Bagels were brought to the United States by immigrant Polish Jews, with a thriving business developing in New York City that was controlled for decades by Bagel Bakers Local 338, They had contracts with nearly all bagel bakeries in and around the city for its workers, who prepared all their bagels by hand.
The steam bagel is not considered to be a genuine bagel by purists, as it results in a fluffier, softer, less chewy product more akin to a finger roll that happens to be shaped like a bagel.
Steam bagels are considered lower quality by purists as the dough used is intentionally more alkaline.
The first known mention of the bagel, in 1610, was in Jewish community ordinances in Kraków, Poland.
Bagels are now a popular bread product in North America, especially in cities with a large Jewish population, many with alternative ways of making them.
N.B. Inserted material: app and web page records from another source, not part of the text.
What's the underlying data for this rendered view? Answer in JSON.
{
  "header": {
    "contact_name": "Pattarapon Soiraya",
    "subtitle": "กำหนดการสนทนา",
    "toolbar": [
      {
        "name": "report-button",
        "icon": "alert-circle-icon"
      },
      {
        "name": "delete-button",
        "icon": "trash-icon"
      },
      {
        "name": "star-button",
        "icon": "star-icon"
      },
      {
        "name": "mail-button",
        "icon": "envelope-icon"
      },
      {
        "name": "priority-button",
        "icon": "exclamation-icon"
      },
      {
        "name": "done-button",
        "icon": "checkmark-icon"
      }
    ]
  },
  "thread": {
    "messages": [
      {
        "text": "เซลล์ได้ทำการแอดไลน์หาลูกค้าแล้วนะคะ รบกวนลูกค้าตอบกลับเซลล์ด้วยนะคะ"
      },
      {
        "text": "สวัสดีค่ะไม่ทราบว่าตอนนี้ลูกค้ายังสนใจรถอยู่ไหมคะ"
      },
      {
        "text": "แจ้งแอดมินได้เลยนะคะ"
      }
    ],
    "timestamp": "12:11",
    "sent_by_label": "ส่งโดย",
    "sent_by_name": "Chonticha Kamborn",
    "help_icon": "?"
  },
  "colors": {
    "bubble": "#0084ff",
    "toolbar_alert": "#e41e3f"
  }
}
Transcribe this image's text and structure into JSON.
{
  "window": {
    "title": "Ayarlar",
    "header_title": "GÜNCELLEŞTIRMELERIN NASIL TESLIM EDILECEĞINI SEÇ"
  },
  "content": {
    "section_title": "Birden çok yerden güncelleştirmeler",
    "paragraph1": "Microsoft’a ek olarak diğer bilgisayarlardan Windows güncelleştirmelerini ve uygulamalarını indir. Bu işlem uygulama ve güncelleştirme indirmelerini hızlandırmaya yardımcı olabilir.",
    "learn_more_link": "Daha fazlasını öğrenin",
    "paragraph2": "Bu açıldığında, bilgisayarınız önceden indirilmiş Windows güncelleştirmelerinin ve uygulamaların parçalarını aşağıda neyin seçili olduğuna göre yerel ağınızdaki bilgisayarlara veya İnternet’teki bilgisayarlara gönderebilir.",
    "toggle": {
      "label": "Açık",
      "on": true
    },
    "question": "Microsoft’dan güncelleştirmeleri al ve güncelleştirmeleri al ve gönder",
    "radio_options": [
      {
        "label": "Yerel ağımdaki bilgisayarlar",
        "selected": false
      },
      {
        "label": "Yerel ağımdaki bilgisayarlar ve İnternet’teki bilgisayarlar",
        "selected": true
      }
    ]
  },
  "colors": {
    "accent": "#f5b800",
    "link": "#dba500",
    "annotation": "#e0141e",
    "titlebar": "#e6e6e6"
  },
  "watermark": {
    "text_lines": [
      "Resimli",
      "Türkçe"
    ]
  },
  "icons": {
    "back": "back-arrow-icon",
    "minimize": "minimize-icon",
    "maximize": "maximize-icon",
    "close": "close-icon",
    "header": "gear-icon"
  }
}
Some may have salt sprinkled on their surface, and there are different dough types, such as whole-grain or rye.